No involuntary land acquisition; all donations and purchases will be voluntary and will not involve any significant adverse impacts upon incomes or physical displacement All voluntary land transactions to meet the following criteria: ◦ land in question to be free of squatters, encroachers or other claims of encumbrances ◦ lands to be chosen (by the community) after ensuring that water indeed will be available in that particular piece of land ◦ verification of the voluntary nature of land donations in each case; ◦ land transfers to be completed -- land title to vest in the community (GPWSC) through registered sale deed or MOU ◦ minimum economical viable stipulated size of land is 2.5 acres.
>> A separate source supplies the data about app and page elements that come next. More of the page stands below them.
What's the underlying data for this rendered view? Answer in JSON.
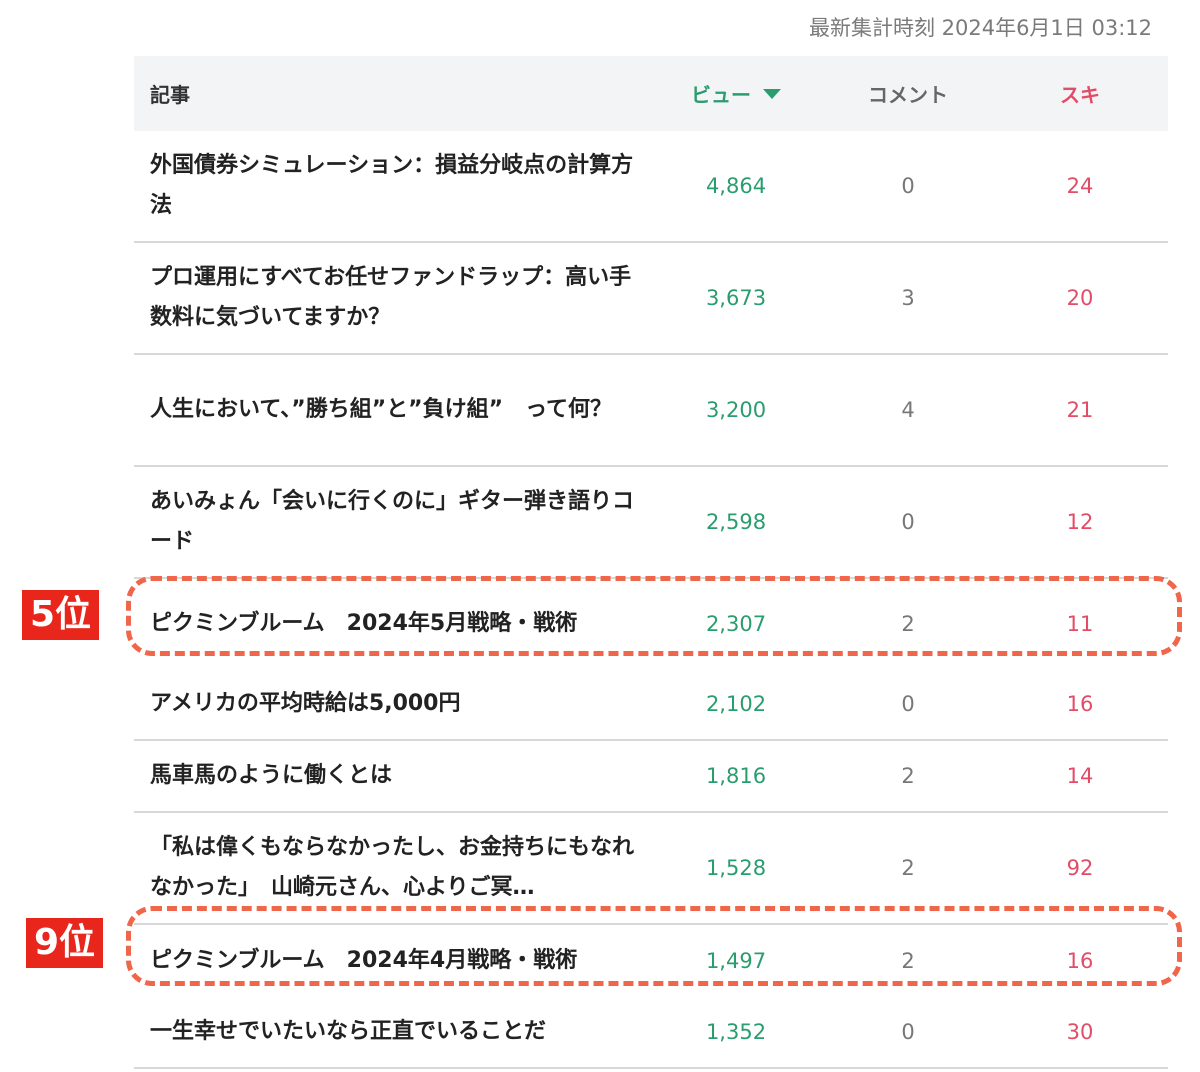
{
  "timestamp": "最新集計時刻 2024年6月1日 03:12",
  "header": {
    "title": "記事",
    "views": "ビュー",
    "comments": "コメント",
    "likes": "スキ"
  },
  "rows": [
    {
      "title": "外国債券シミュレーション：損益分岐点の計算方法",
      "views": "4,864",
      "comments": "0",
      "likes": "24"
    },
    {
      "title": "プロ運用にすべてお任せファンドラップ：高い手数料に気づいてますか？",
      "views": "3,673",
      "comments": "3",
      "likes": "20"
    },
    {
      "title": "人生において、”勝ち組”と”負け組”　って何？",
      "views": "3,200",
      "comments": "4",
      "likes": "21"
    },
    {
      "title": "あいみょん「会いに行くのに」ギター弾き語りコード",
      "views": "2,598",
      "comments": "0",
      "likes": "12"
    },
    {
      "title": "ピクミンブルーム　2024年5月戦略・戦術",
      "views": "2,307",
      "comments": "2",
      "likes": "11"
    },
    {
      "title": "アメリカの平均時給は5,000円",
      "views": "2,102",
      "comments": "0",
      "likes": "16"
    },
    {
      "title": "馬車馬のように働くとは",
      "views": "1,816",
      "comments": "2",
      "likes": "14"
    },
    {
      "title": "「私は偉くもならなかったし、お金持ちにもなれなかった」　山崎元さん、心よりご冥…",
      "views": "1,528",
      "comments": "2",
      "likes": "92"
    },
    {
      "title": "ピクミンブルーム　2024年4月戦略・戦術",
      "views": "1,497",
      "comments": "2",
      "likes": "16"
    },
    {
      "title": "一生幸せでいたいなら正直でいることだ",
      "views": "1,352",
      "comments": "0",
      "likes": "30"
    }
  ],
  "annotations": {
    "rank5": "5位",
    "rank9": "9位",
    "highlight_color": "#f0664a",
    "badge_color": "#e8261b"
  },
  "colors": {
    "views": "#2a9d6f",
    "likes": "#e24c67"
  }
}
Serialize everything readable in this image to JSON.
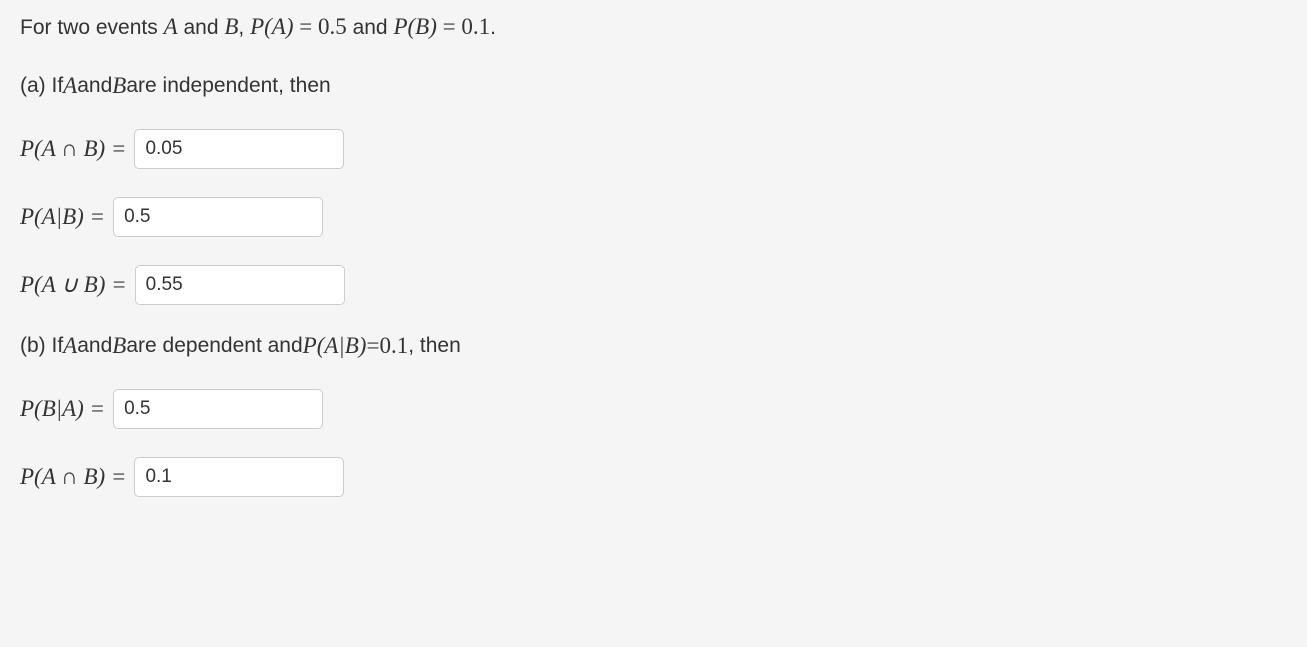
{
  "intro": {
    "prefix": "For two events ",
    "A": "A",
    "and1": " and ",
    "B": "B",
    "comma": ", ",
    "PA": "P(A)",
    "eq1": " = ",
    "PAval": "0.5",
    "and2": " and ",
    "PB": "P(B)",
    "eq2": " = ",
    "PBval": "0.1",
    "period": "."
  },
  "partA": {
    "label_prefix": "(a) If ",
    "A": "A",
    "and": " and ",
    "B": "B",
    "suffix": " are independent, then",
    "q1": {
      "label": "P(A ∩ B) = ",
      "value": "0.05"
    },
    "q2": {
      "label": "P(A|B) = ",
      "value": "0.5"
    },
    "q3": {
      "label": "P(A ∪ B) = ",
      "value": "0.55"
    }
  },
  "partB": {
    "label_prefix": "(b) If ",
    "A": "A",
    "and": " and ",
    "B": "B",
    "mid": " are dependent and ",
    "PAB": "P(A|B)",
    "eq": " = ",
    "PABval": "0.1",
    "suffix": ", then",
    "q1": {
      "label": "P(B|A) = ",
      "value": "0.5"
    },
    "q2": {
      "label": "P(A ∩ B) = ",
      "value": "0.1"
    }
  }
}
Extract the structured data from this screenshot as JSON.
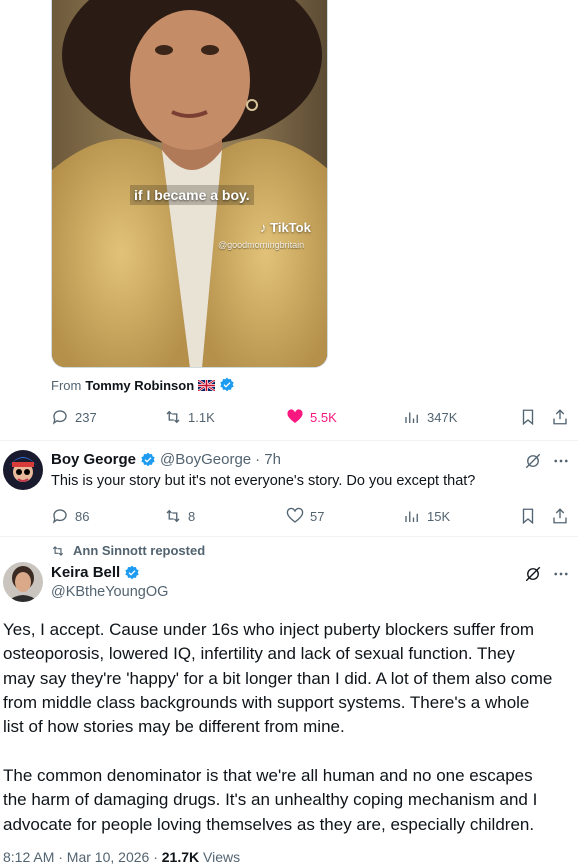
{
  "video": {
    "caption": "if I became a boy.",
    "watermark_brand": "TikTok",
    "watermark_handle": "@goodmorningbritain"
  },
  "quoted_post": {
    "from_label": "From",
    "author": "Tommy Robinson",
    "metrics": {
      "replies": "237",
      "reposts": "1.1K",
      "likes": "5.5K",
      "views": "347K"
    }
  },
  "reply": {
    "name": "Boy George",
    "handle": "@BoyGeorge",
    "time": "· 7h",
    "text": "This is your story but it's not everyone's story. Do you except that?",
    "metrics": {
      "replies": "86",
      "reposts": "8",
      "likes": "57",
      "views": "15K"
    }
  },
  "main_post": {
    "repost_label": "Ann Sinnott reposted",
    "name": "Keira Bell",
    "handle": "@KBtheYoungOG",
    "paragraph1": [
      "Yes, I accept. Cause under 16s who inject puberty blockers suffer from",
      "osteoporosis, lowered IQ, infertility and lack of sexual function. They",
      "may say they're 'happy' for a bit longer than I did. A lot of them also come",
      "from middle class backgrounds with support systems. There's a whole",
      "list of how stories may be different from mine."
    ],
    "paragraph2": [
      "The common denominator is that we're all human and no one escapes",
      "the harm of damaging drugs. It's an unhealthy coping mechanism and I",
      "advocate for people loving themselves as they are, especially children."
    ],
    "timestamp": "8:12 AM · Mar 10, 2026 · ",
    "views_count": "21.7K",
    "views_label": " Views"
  },
  "colors": {
    "accent_blue": "#1d9bf0",
    "like_pink": "#f91880",
    "muted": "#536471"
  }
}
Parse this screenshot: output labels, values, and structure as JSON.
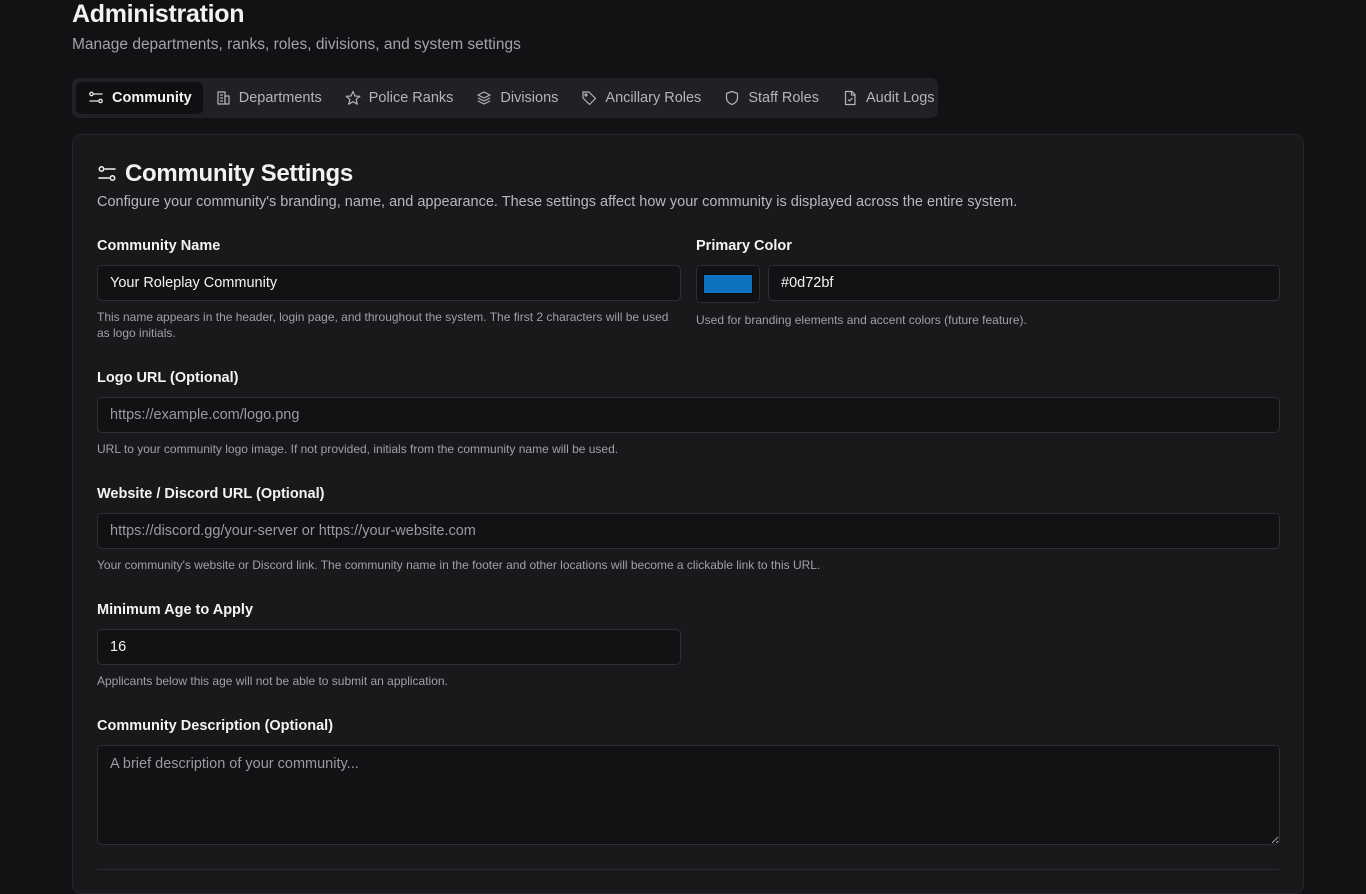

After parting, land holding should be at least 2.5 acres. ◦ Lands not accepted by marginal land holders. not more than 10% of the total land holding to be accepted ◦ grievances redressal mechanism to be set-up. Examination of all land purchases by an independent agency before according the approval- DPMU to coordinate. ◦ Monitoring all Land Transactions !!
In Jharkhand, six districts, namely, Garhwa, East Singbhum, Saraikela- Kharsawan, Khunti, Dumka and Palamau, will be covered. Four out of these six districts are tribal dominated districts. ?? Scheduled Areas Why TDP: ◦ The tribal groups have a distinct cultural identity as compared to other groups ◦ They are socially and economically disadvantaged ◦ They have special developmental needs in terms of access to services and facilities compared to other backward groups ◦ They are perpetually excluded from the decision making ◦ Discriminatory targeting to ensure inclusion and equity critical Hence, the TDP aims at: ‘Promotion of inclusive, equitable and sustainable water supply and sanitation delivery through fostering and empowering grassroots tribal institutions in the tribal areas’
Coverage of areas/ habitations (not already covered under the state government’s scheme), in the Tribal Development Plan based on the selection criteria of the schemes/areas on priority -- TSP/ TDP/ SA Mechanism to be put in place for maintenance of hand-pumps, bore- well, etc. at GP level -- Habitation Vs GP – Important. Selection of technological options for WS and Sanitation – Power Supply, User Friendly. Planned and focused attention for Sanitation and Hygiene promotion especially through intensive tribal friendly IEC Orientation of the PRI on broad issues of water and sanitation – PESA? Capacity building of VWSC, given the difficult access and low experience in governance. VWSC vs HWSC ?? Capacity building of Jalsahiya Absence of sanitary markets near villages, creating local supplies of quality sanitary wares remains a challenge – Creation of Skilled Personnel ??
Mainstreaming of tribal : ◦ ensuring inclusion, participation, governance, sustainability and accountability of the tribal. Conscious efforts to be made to include Primitive Tribal Group (PTG) and involve their participation in the schemes Involvement of Women : ◦ involvement of tribal women at all levels and phases of the project. ◦ Tribal women’s representation at State Advisory /District Advisory committee, monitoring and evaluation committee, grievance redressal team etc. ◦ Minimum 50% representations of women in habitation and village level committees will to be ensured Involvement of PRI: PESA ◦ From the selection of habitation, site, schemes, ensuring participation of tribals at each stage of the project, allocation of budget earmarked, monitoring and evaluation